**INSTRUCTIONS TO FOLLOW:** Search the entries for the word "days" and return every line where it is found.

Dataset rows describing interfaces
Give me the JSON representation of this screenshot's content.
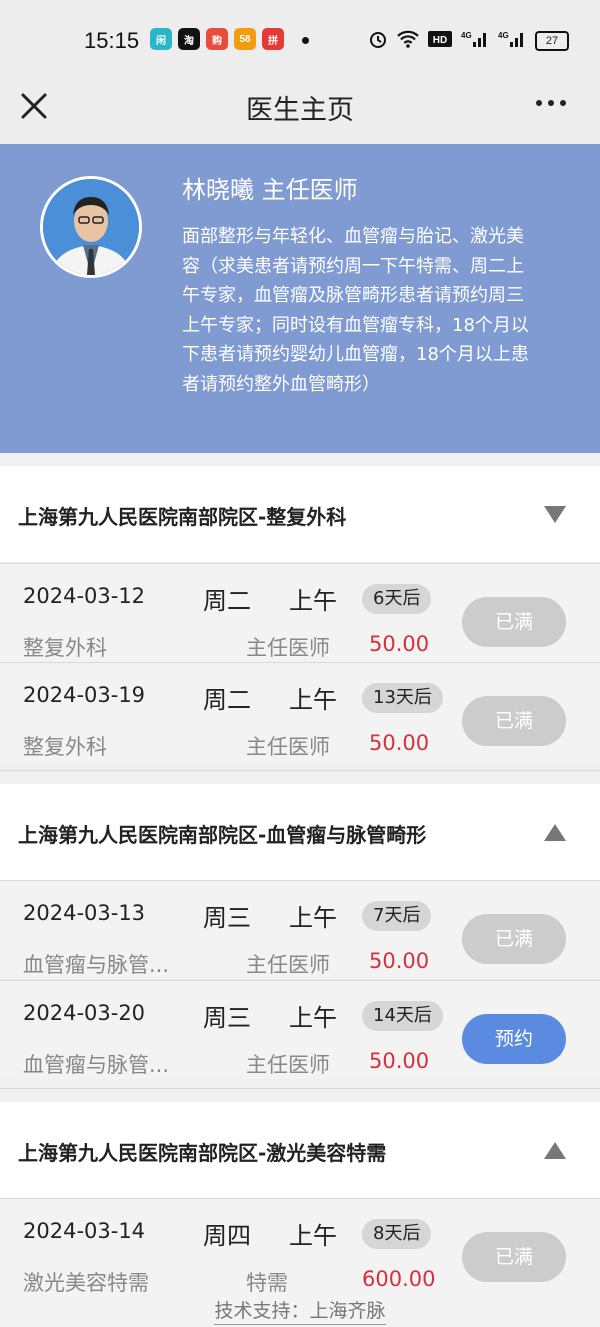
{
  "status_bar": {
    "time": "15:15",
    "app_icons": [
      "闲",
      "淘",
      "购",
      "58",
      "拼"
    ],
    "battery": "27",
    "network": "4G"
  },
  "nav": {
    "title": "医生主页"
  },
  "doctor": {
    "name": "林晓曦 主任医师",
    "description": "面部整形与年轻化、血管瘤与胎记、激光美容（求美患者请预约周一下午特需、周二上午专家，血管瘤及脉管畸形患者请预约周三上午专家；同时设有血管瘤专科，18个月以下患者请预约婴幼儿血管瘤，18个月以上患者请预约整外血管畸形）"
  },
  "sections": [
    {
      "title": "上海第九人民医院南部院区-整复外科",
      "expanded": false,
      "slots": [
        {
          "date": "2024-03-12",
          "weekday": "周二",
          "period": "上午",
          "days": "6天后",
          "dept": "整复外科",
          "title": "主任医师",
          "fee": "50.00",
          "button": "已满",
          "status": "full"
        },
        {
          "date": "2024-03-19",
          "weekday": "周二",
          "period": "上午",
          "days": "13天后",
          "dept": "整复外科",
          "title": "主任医师",
          "fee": "50.00",
          "button": "已满",
          "status": "full"
        }
      ]
    },
    {
      "title": "上海第九人民医院南部院区-血管瘤与脉管畸形",
      "expanded": true,
      "slots": [
        {
          "date": "2024-03-13",
          "weekday": "周三",
          "period": "上午",
          "days": "7天后",
          "dept": "血管瘤与脉管...",
          "title": "主任医师",
          "fee": "50.00",
          "button": "已满",
          "status": "full"
        },
        {
          "date": "2024-03-20",
          "weekday": "周三",
          "period": "上午",
          "days": "14天后",
          "dept": "血管瘤与脉管...",
          "title": "主任医师",
          "fee": "50.00",
          "button": "预约",
          "status": "available"
        }
      ]
    },
    {
      "title": "上海第九人民医院南部院区-激光美容特需",
      "expanded": true,
      "slots": [
        {
          "date": "2024-03-14",
          "weekday": "周四",
          "period": "上午",
          "days": "8天后",
          "dept": "激光美容特需",
          "title": "特需",
          "fee": "600.00",
          "button": "已满",
          "status": "full"
        }
      ]
    }
  ],
  "footer": {
    "text": "技术支持：上海齐脉"
  },
  "colors": {
    "profile_bg": "#7f9bd1",
    "fee": "#d6303a",
    "book_button": "#5b8be0",
    "full_button": "#cccccc"
  },
  "icons": {
    "close": "close-icon",
    "more": "more-icon",
    "collapsed": "chevron-down-icon",
    "expanded": "chevron-up-icon"
  }
}
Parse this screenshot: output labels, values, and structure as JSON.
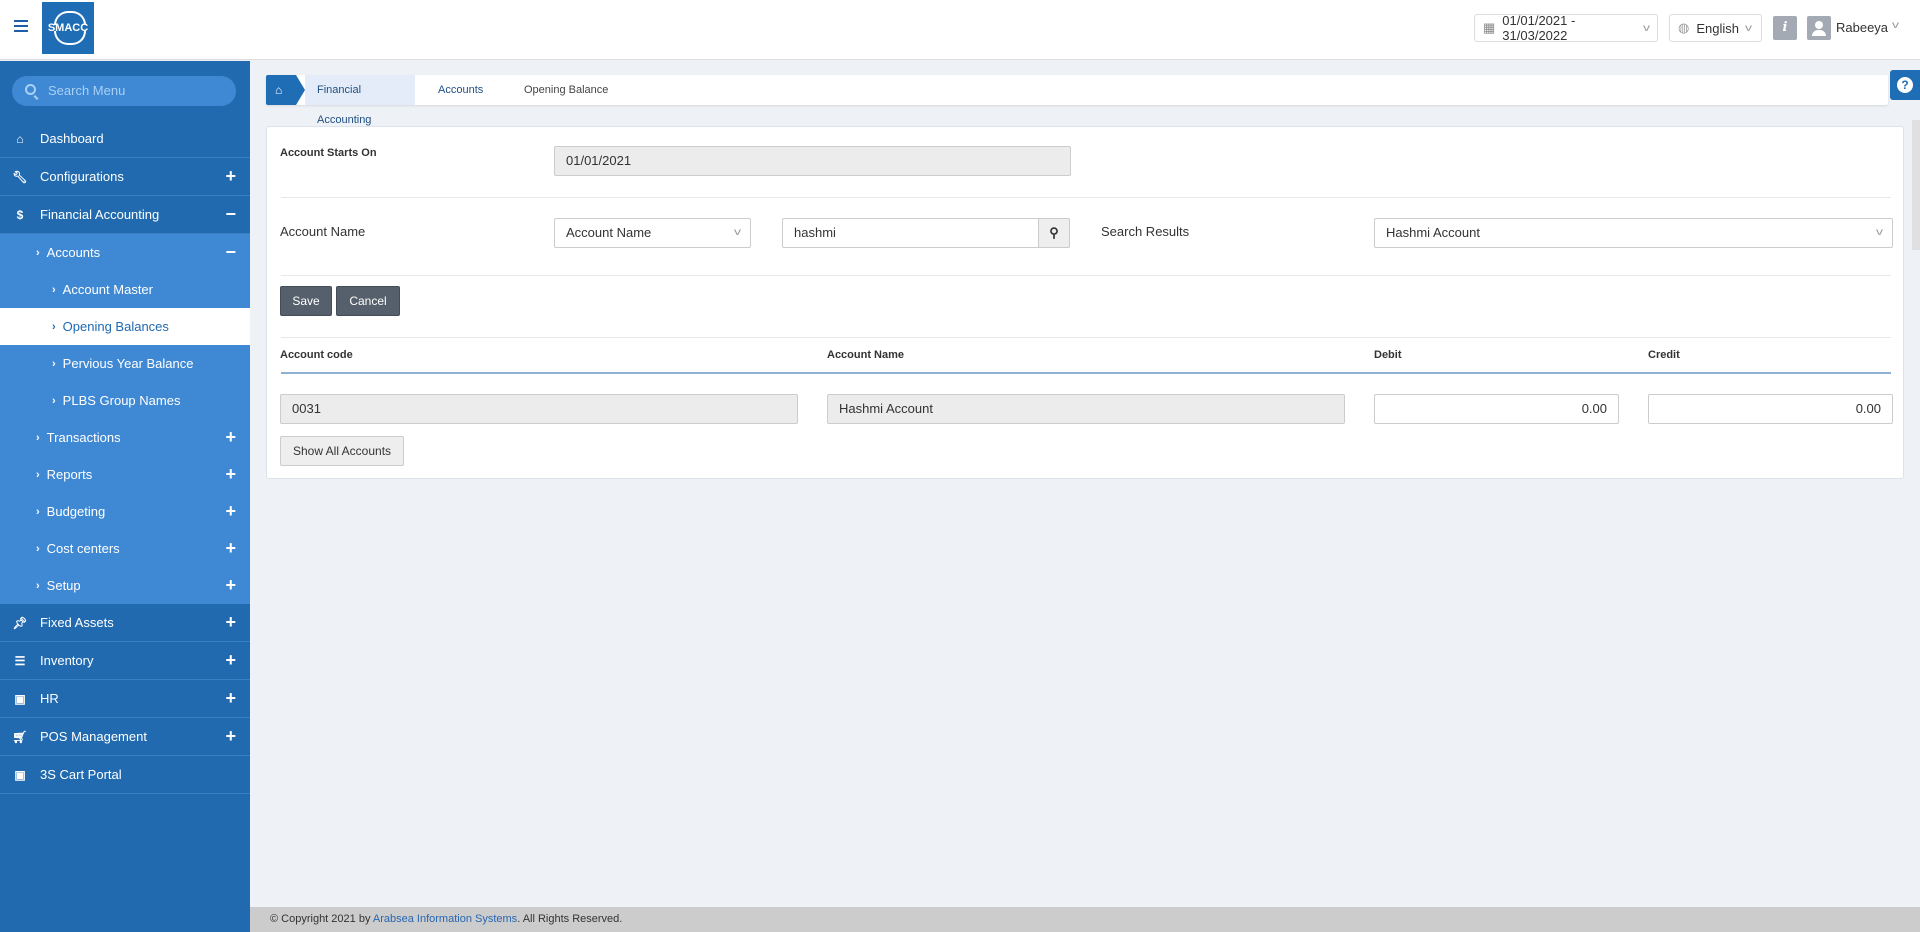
{
  "header": {
    "logo": "SMACC",
    "date_range": "01/01/2021 - 31/03/2022",
    "language": "English",
    "info": "i",
    "user": "Rabeeya"
  },
  "sidebar": {
    "search_placeholder": "Search Menu",
    "items": [
      {
        "label": "Dashboard",
        "icon": "home-icon"
      },
      {
        "label": "Configurations",
        "icon": "wrench-icon",
        "toggle": "+"
      },
      {
        "label": "Financial Accounting",
        "icon": "dollar-icon",
        "toggle": "−"
      },
      {
        "label": "Accounts",
        "toggle": "−"
      },
      {
        "label": "Account Master"
      },
      {
        "label": "Opening Balances"
      },
      {
        "label": "Pervious Year Balance"
      },
      {
        "label": "PLBS Group Names"
      },
      {
        "label": "Transactions",
        "toggle": "+"
      },
      {
        "label": "Reports",
        "toggle": "+"
      },
      {
        "label": "Budgeting",
        "toggle": "+"
      },
      {
        "label": "Cost centers",
        "toggle": "+"
      },
      {
        "label": "Setup",
        "toggle": "+"
      },
      {
        "label": "Fixed Assets",
        "icon": "pin-icon",
        "toggle": "+"
      },
      {
        "label": "Inventory",
        "icon": "list-icon",
        "toggle": "+"
      },
      {
        "label": "HR",
        "icon": "money-icon",
        "toggle": "+"
      },
      {
        "label": "POS Management",
        "icon": "cart-icon",
        "toggle": "+"
      },
      {
        "label": "3S Cart Portal",
        "icon": "money-icon"
      }
    ]
  },
  "breadcrumb": [
    "Financial Accounting",
    "Accounts",
    "Opening Balance"
  ],
  "form": {
    "starts_on_label": "Account Starts On",
    "starts_on_value": "01/01/2021",
    "account_name_label": "Account Name",
    "search_by": "Account Name",
    "search_value": "hashmi",
    "search_results_label": "Search Results",
    "search_result": "Hashmi Account",
    "save": "Save",
    "cancel": "Cancel"
  },
  "table": {
    "headers": [
      "Account code",
      "Account Name",
      "Debit",
      "Credit"
    ],
    "row": {
      "code": "0031",
      "name": "Hashmi Account",
      "debit": "0.00",
      "credit": "0.00"
    },
    "show_all": "Show All Accounts"
  },
  "footer": {
    "prefix": "© Copyright 2021 by ",
    "company": "Arabsea Information Systems",
    "suffix": ". All Rights Reserved."
  }
}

**TASK SOLUTION:**
          "days": "6天后",
          "days": "13天后",
          "days": "7天后",
          "days": "14天后",
          "days": "8天后",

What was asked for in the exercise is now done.